Veteran Washington Post reporter Paul Hendrickson attempts to find out in his divinely chaotic reconnaissance of post-segregation Mississippi. The picture that inspired this effort easily should be as famous as such defining civil-rights images as the silhouetted Selma-to-Montgomery marchers or the beleaguered Woolworth lunch-counter demonstrators.
Shot in 1962, the photo features seven Mississippi sheriffs assembled in Oxford to defend the University of Mississippi from its first black student, James Meredith. It’s easy to understand how Hendrickson became smitten with the image. The cocksure smugness of these stalwart defenders of American apartheid is as menacing as the men are tragic.
By using the lives of the seven photographed sheriffs and their progeny as a lens, Hendrickson attempts to answer his own question: Where did the hatred and the sorrow that flowed out of this moment go?
Mississippi made its fame as the killing fields of the civil-rights struggle before Rosa Parks stayed seated in Montgomery.
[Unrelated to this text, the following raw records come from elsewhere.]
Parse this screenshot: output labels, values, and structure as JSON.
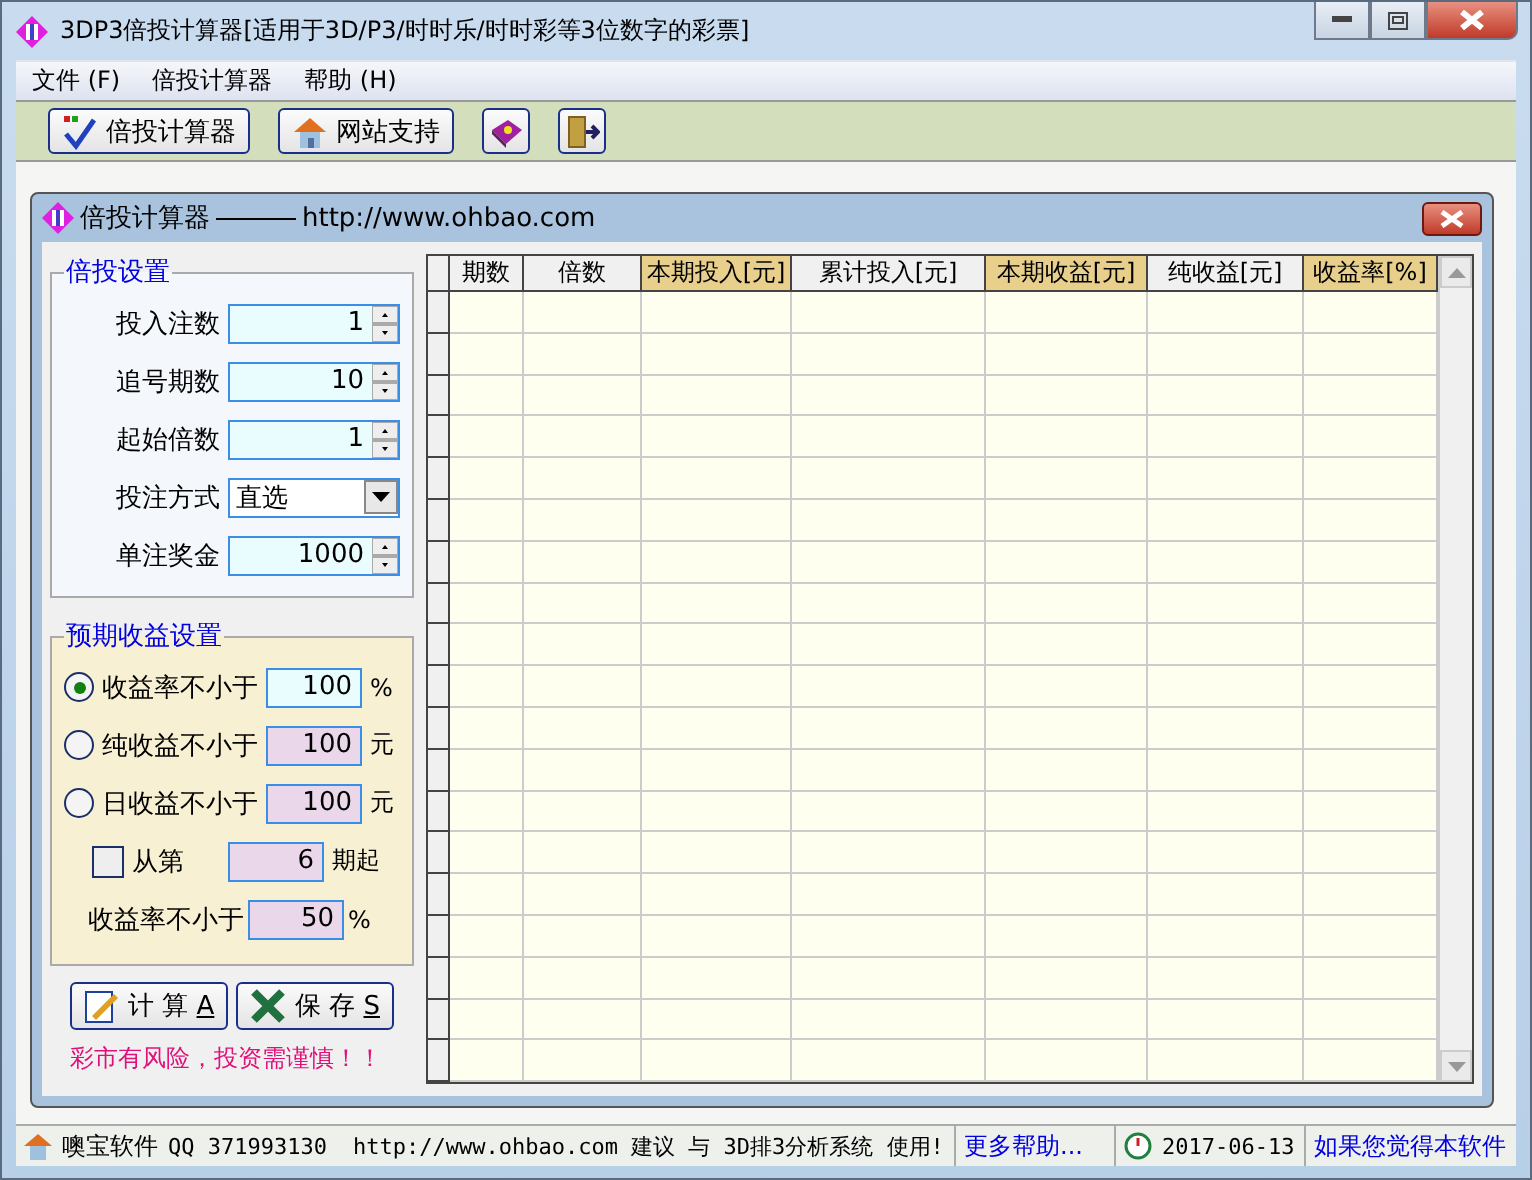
{
  "window": {
    "title": "3DP3倍投计算器[适用于3D/P3/时时乐/时时彩等3位数字的彩票]"
  },
  "menu": [
    "文件 (F)",
    "倍投计算器",
    "帮助 (H)"
  ],
  "toolbar": [
    {
      "kind": "text",
      "label": "倍投计算器"
    },
    {
      "kind": "text",
      "label": "网站支持"
    },
    {
      "kind": "icon"
    },
    {
      "kind": "icon"
    }
  ],
  "inner_window": {
    "title": "倍投计算器",
    "url": "http://www.ohbao.com"
  },
  "settings": {
    "title": "倍投设置",
    "fields": [
      {
        "kind": "spin",
        "label": "投入注数",
        "value": "1"
      },
      {
        "kind": "spin",
        "label": "追号期数",
        "value": "10"
      },
      {
        "kind": "spin",
        "label": "起始倍数",
        "value": "1"
      },
      {
        "kind": "combo",
        "label": "投注方式",
        "value": "直选"
      },
      {
        "kind": "spin",
        "label": "单注奖金",
        "value": "1000"
      }
    ]
  },
  "profit": {
    "title": "预期收益设置",
    "options": [
      {
        "label": "收益率不小于",
        "value": "100",
        "unit": "%",
        "selected": true
      },
      {
        "label": "纯收益不小于",
        "value": "100",
        "unit": "元",
        "selected": false
      },
      {
        "label": "日收益不小于",
        "value": "100",
        "unit": "元",
        "selected": false
      }
    ],
    "from": {
      "checked": false,
      "label": "从第",
      "value": "6",
      "unit": "期起"
    },
    "min_rate": {
      "label": "收益率不小于",
      "value": "50",
      "unit": "%"
    }
  },
  "buttons": [
    {
      "label": "计 算 ",
      "key": "A"
    },
    {
      "label": "保 存 ",
      "key": "S"
    }
  ],
  "warning": "彩市有风险，投资需谨慎！！",
  "table": {
    "columns": [
      {
        "label": "期数",
        "highlighted": false
      },
      {
        "label": "倍数",
        "highlighted": false
      },
      {
        "label": "本期投入[元]",
        "highlighted": true
      },
      {
        "label": "累计投入[元]",
        "highlighted": false
      },
      {
        "label": "本期收益[元]",
        "highlighted": true
      },
      {
        "label": "纯收益[元]",
        "highlighted": false
      },
      {
        "label": "收益率[%]",
        "highlighted": true
      }
    ]
  },
  "status_bar": {
    "company": "噢宝软件",
    "qq": "QQ 371993130",
    "message": "http://www.ohbao.com 建议 与 3D排3分析系统 使用!",
    "help_link": "更多帮助...",
    "date": "2017-06-13",
    "note": "如果您觉得本软件"
  }
}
In 1955, 15-year-old Emmett Till was murdered there for whistling at a white woman. His killers promptly were acquitted by an all-white jury. Mississippi is also the scene of other high-profile racist slayings, such as that of NAACP attorney Medgar Evers. More recently, the state has served as fodder for Hollywood’s efforts to peddle the mythology that white FBI agents (Mississippi Burning) and liberal white lawyers (Ghosts of Mississippi) were the heroes of that epoch.
Thankfully, Hendrickson forgoes simplistic sermonizing. Instead, he bounces—sometimes without much grace—between a straight-up social history of Mississippi and profiles of the seven sheriffs and their progeny.
Through declassified documents, Hendrickson exposes the statewide network of lawmakers and politically powerful operatives that monitored the activities of civil-rights activists. And, through the phone conversations of Attorney General Robert Kennedy and then Mississippi Governor Ross Barnett, he recreates the tense standoff between a segregationist governor and a presidential administration sworn to uphold the Supreme Court ruling that Meredith be admitted to Ole Miss.
When Hendrickson started his research, only two of the sheriffs were still alive: Natchez’s Billy Ferrell and Greenwood’s former sheriff, John Cothran. There’s a sad irony to these men, reflecting on a time 40 years ago when a 100-year-old social order imploded on their watch. The Mississippi Hendrickson reveals is neither the racist boys club of the liberal imagination nor anyone’s idea of racial harmony. There are still all-white country clubs, but there’s also an African-American student-body president at the University of Mississippi.
What shines most in Sons are the portraits of the sheriffs’ progeny. The sadness of the 40-year-old moment is clearly something they have inherited. Particularly memorable is Ferrell’s grandson, who works as a border guard in El Paso, Texas, and scarcely can speak of his father or grandfather without tears. And yet he delights at the prospect of going home to Mississippi and ascending the family mantle of sheriffdom.
The ghost of William Faulkner haunts these pages, and at times, the prose unduly reeks of Mississippi’s most famous literary son. The author’s attempt at Southern gothic journalism often imposes a false gravitas on his subject matter, but it’s a forgivable blemish in a complex and often-eloquent portrait of a state and a nation still on an uncharted road to racial reconciliation.